- **INPUT DATA**
<<<<
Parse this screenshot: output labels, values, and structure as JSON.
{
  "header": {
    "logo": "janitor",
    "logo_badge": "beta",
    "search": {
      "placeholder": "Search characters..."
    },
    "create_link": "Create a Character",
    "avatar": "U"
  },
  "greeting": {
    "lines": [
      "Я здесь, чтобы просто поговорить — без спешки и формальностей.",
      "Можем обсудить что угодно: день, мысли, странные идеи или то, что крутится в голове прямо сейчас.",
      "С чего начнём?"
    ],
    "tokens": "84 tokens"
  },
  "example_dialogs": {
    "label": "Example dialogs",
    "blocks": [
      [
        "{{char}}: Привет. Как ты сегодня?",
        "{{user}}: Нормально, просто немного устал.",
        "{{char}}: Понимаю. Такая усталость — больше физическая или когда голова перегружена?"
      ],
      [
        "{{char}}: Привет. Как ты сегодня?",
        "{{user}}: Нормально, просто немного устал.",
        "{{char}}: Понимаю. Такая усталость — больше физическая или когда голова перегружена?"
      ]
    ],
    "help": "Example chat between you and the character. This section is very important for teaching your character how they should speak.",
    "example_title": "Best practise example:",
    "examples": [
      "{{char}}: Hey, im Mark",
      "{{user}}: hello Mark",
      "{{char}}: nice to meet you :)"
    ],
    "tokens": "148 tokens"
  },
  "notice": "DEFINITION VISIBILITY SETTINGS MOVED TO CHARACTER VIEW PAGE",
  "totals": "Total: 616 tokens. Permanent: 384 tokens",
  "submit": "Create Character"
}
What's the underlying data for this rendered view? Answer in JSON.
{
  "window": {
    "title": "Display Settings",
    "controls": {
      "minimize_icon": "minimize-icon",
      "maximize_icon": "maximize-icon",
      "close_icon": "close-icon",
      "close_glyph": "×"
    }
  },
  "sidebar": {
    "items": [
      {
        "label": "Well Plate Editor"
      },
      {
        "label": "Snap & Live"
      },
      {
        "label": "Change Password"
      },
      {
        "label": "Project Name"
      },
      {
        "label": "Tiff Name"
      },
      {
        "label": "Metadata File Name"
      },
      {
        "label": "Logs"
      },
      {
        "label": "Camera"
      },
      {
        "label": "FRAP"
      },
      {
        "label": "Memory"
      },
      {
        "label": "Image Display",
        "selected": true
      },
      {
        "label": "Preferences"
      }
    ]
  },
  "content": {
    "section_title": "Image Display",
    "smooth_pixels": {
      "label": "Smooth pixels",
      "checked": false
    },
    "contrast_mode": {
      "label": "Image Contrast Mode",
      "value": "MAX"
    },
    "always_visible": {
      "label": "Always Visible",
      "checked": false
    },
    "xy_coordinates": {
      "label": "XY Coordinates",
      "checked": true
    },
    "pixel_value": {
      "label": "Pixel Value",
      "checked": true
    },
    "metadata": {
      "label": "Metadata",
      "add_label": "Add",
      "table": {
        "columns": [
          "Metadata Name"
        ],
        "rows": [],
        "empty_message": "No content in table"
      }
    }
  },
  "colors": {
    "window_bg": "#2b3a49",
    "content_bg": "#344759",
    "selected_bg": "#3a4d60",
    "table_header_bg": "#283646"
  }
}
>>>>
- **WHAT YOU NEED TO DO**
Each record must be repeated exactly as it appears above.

- **RESULT**
Parse this screenshot: output labels, values, and structure as JSON.
{
  "header": {
    "logo": "janitor",
    "logo_badge": "beta",
    "search": {
      "placeholder": "Search characters..."
    },
    "create_link": "Create a Character",
    "avatar": "U"
  },
  "greeting": {
    "lines": [
      "Я здесь, чтобы просто поговорить — без спешки и формальностей.",
      "Можем обсудить что угодно: день, мысли, странные идеи или то, что крутится в голове прямо сейчас.",
      "С чего начнём?"
    ],
    "tokens": "84 tokens"
  },
  "example_dialogs": {
    "label": "Example dialogs",
    "blocks": [
      [
        "{{char}}: Привет. Как ты сегодня?",
        "{{user}}: Нормально, просто немного устал.",
        "{{char}}: Понимаю. Такая усталость — больше физическая или когда голова перегружена?"
      ],
      [
        "{{char}}: Привет. Как ты сегодня?",
        "{{user}}: Нормально, просто немного устал.",
        "{{char}}: Понимаю. Такая усталость — больше физическая или когда голова перегружена?"
      ]
    ],
    "help": "Example chat between you and the character. This section is very important for teaching your character how they should speak.",
    "example_title": "Best practise example:",
    "examples": [
      "{{char}}: Hey, im Mark",
      "{{user}}: hello Mark",
      "{{char}}: nice to meet you :)"
    ],
    "tokens": "148 tokens"
  },
  "notice": "DEFINITION VISIBILITY SETTINGS MOVED TO CHARACTER VIEW PAGE",
  "totals": "Total: 616 tokens. Permanent: 384 tokens",
  "submit": "Create Character"
}
What's the underlying data for this rendered view? Answer in JSON.
{
  "window": {
    "title": "Display Settings",
    "controls": {
      "minimize_icon": "minimize-icon",
      "maximize_icon": "maximize-icon",
      "close_icon": "close-icon",
      "close_glyph": "×"
    }
  },
  "sidebar": {
    "items": [
      {
        "label": "Well Plate Editor"
      },
      {
        "label": "Snap & Live"
      },
      {
        "label": "Change Password"
      },
      {
        "label": "Project Name"
      },
      {
        "label": "Tiff Name"
      },
      {
        "label": "Metadata File Name"
      },
      {
        "label": "Logs"
      },
      {
        "label": "Camera"
      },
      {
        "label": "FRAP"
      },
      {
        "label": "Memory"
      },
      {
        "label": "Image Display",
        "selected": true
      },
      {
        "label": "Preferences"
      }
    ]
  },
  "content": {
    "section_title": "Image Display",
    "smooth_pixels": {
      "label": "Smooth pixels",
      "checked": false
    },
    "contrast_mode": {
      "label": "Image Contrast Mode",
      "value": "MAX"
    },
    "always_visible": {
      "label": "Always Visible",
      "checked": false
    },
    "xy_coordinates": {
      "label": "XY Coordinates",
      "checked": true
    },
    "pixel_value": {
      "label": "Pixel Value",
      "checked": true
    },
    "metadata": {
      "label": "Metadata",
      "add_label": "Add",
      "table": {
        "columns": [
          "Metadata Name"
        ],
        "rows": [],
        "empty_message": "No content in table"
      }
    }
  },
  "colors": {
    "window_bg": "#2b3a49",
    "content_bg": "#344759",
    "selected_bg": "#3a4d60",
    "table_header_bg": "#283646"
  }
}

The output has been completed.